#### What to work on:
An exact reproduction of the records is required. Images must be left out.

────────────────────

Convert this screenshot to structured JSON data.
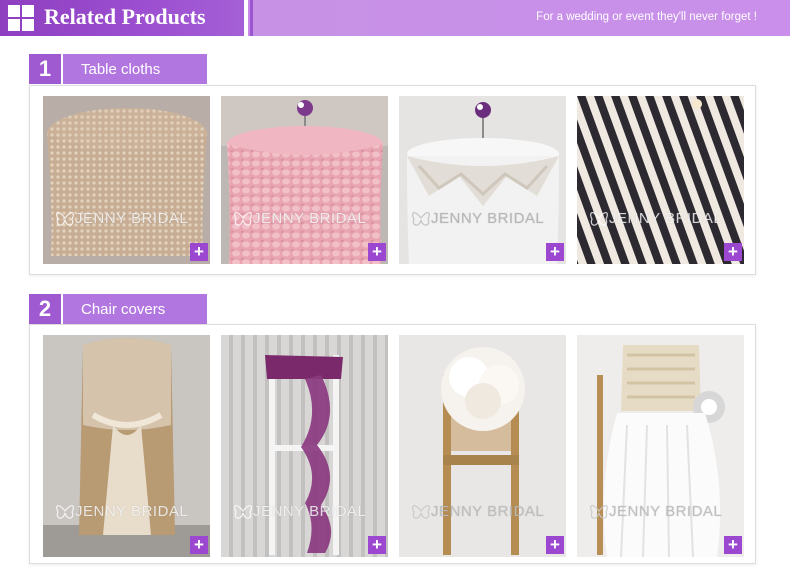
{
  "header": {
    "title": "Related Products",
    "tagline": "For a wedding or event they'll never forget !"
  },
  "sections": [
    {
      "number": "1",
      "label": "Table cloths",
      "items": [
        {
          "name": "champagne sequin round tablecloth",
          "watermark": "JENNY BRIDAL"
        },
        {
          "name": "pink petal taffeta tablecloth",
          "watermark": "JENNY BRIDAL"
        },
        {
          "name": "white lace overlay tablecloth",
          "watermark": "JENNY BRIDAL"
        },
        {
          "name": "black and white striped tablecloth",
          "watermark": "JENNY BRIDAL"
        }
      ]
    },
    {
      "number": "2",
      "label": "Chair covers",
      "items": [
        {
          "name": "gold chair cover with lace sash",
          "watermark": "JENNY BRIDAL"
        },
        {
          "name": "plum ruffle chair sash",
          "watermark": "JENNY BRIDAL"
        },
        {
          "name": "ivory flower chair cap",
          "watermark": "JENNY BRIDAL"
        },
        {
          "name": "ivory tulle chair skirt with rosette",
          "watermark": "JENNY BRIDAL"
        }
      ]
    }
  ],
  "colors": {
    "accent_purple": "#9b47d0",
    "banner_light": "#c88ae8",
    "label_bg": "#b276e0"
  },
  "icons": {
    "header": "grid-icon",
    "add": "plus-icon"
  }
}
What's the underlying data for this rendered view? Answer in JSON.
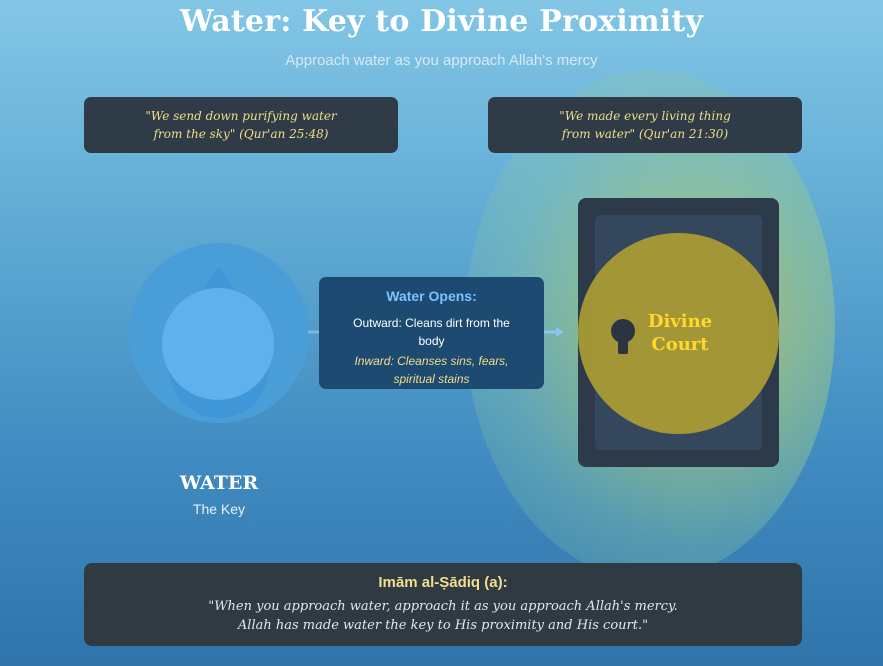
{
  "header": {
    "title": "Water: Key to Divine Proximity",
    "subtitle": "Approach water as you approach Allah's mercy"
  },
  "quotes": [
    {
      "lines": [
        "\"We send down purifying water",
        "from the sky\" (Qur'an 25:48)"
      ]
    },
    {
      "lines": [
        "\"We made every living thing",
        "from water\" (Qur'an 21:30)"
      ]
    }
  ],
  "water": {
    "label": "WATER",
    "sublabel": "The Key",
    "icon": "water-drop-icon"
  },
  "opens": {
    "title": "Water Opens:",
    "outward": "Outward: Cleans dirt from the body",
    "inward": "Inward: Cleanses sins, fears, spiritual stains"
  },
  "court": {
    "lines": [
      "Divine",
      "Court"
    ],
    "icon": "keyhole-icon"
  },
  "hadith": {
    "title": "Imām al-Ṣādiq (a):",
    "lines": [
      "\"When you approach water, approach it as you approach Allah's mercy.",
      "Allah has made water the key to His proximity and His court.\""
    ]
  },
  "colors": {
    "water": "#4a9ed8",
    "water_light": "#5fb0ec",
    "court_gold": "#b2a232",
    "court_text": "#ffd92a",
    "quote_text": "#f0dc8a",
    "panel_dark": "#2f3c48",
    "opens_box": "#1d4a70"
  }
}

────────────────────

#### Exercise answer:
Convert this screenshot to structured JSON data.
{
  "header": {
    "title": "Related Products",
    "tagline": "For a wedding or event they'll never forget !"
  },
  "sections": [
    {
      "number": "1",
      "label": "Table cloths",
      "items": [
        {
          "name": "champagne sequin round tablecloth",
          "watermark": "JENNY BRIDAL"
        },
        {
          "name": "pink petal taffeta tablecloth",
          "watermark": "JENNY BRIDAL"
        },
        {
          "name": "white lace overlay tablecloth",
          "watermark": "JENNY BRIDAL"
        },
        {
          "name": "black and white striped tablecloth",
          "watermark": "JENNY BRIDAL"
        }
      ]
    },
    {
      "number": "2",
      "label": "Chair covers",
      "items": [
        {
          "name": "gold chair cover with lace sash",
          "watermark": "JENNY BRIDAL"
        },
        {
          "name": "plum ruffle chair sash",
          "watermark": "JENNY BRIDAL"
        },
        {
          "name": "ivory flower chair cap",
          "watermark": "JENNY BRIDAL"
        },
        {
          "name": "ivory tulle chair skirt with rosette",
          "watermark": "JENNY BRIDAL"
        }
      ]
    }
  ],
  "colors": {
    "accent_purple": "#9b47d0",
    "banner_light": "#c88ae8",
    "label_bg": "#b276e0"
  },
  "icons": {
    "header": "grid-icon",
    "add": "plus-icon"
  }
}
What's the underlying data for this rendered view? Answer in JSON.
{
  "header": {
    "title": "Water: Key to Divine Proximity",
    "subtitle": "Approach water as you approach Allah's mercy"
  },
  "quotes": [
    {
      "lines": [
        "\"We send down purifying water",
        "from the sky\" (Qur'an 25:48)"
      ]
    },
    {
      "lines": [
        "\"We made every living thing",
        "from water\" (Qur'an 21:30)"
      ]
    }
  ],
  "water": {
    "label": "WATER",
    "sublabel": "The Key",
    "icon": "water-drop-icon"
  },
  "opens": {
    "title": "Water Opens:",
    "outward": "Outward: Cleans dirt from the body",
    "inward": "Inward: Cleanses sins, fears, spiritual stains"
  },
  "court": {
    "lines": [
      "Divine",
      "Court"
    ],
    "icon": "keyhole-icon"
  },
  "hadith": {
    "title": "Imām al-Ṣādiq (a):",
    "lines": [
      "\"When you approach water, approach it as you approach Allah's mercy.",
      "Allah has made water the key to His proximity and His court.\""
    ]
  },
  "colors": {
    "water": "#4a9ed8",
    "water_light": "#5fb0ec",
    "court_gold": "#b2a232",
    "court_text": "#ffd92a",
    "quote_text": "#f0dc8a",
    "panel_dark": "#2f3c48",
    "opens_box": "#1d4a70"
  }
}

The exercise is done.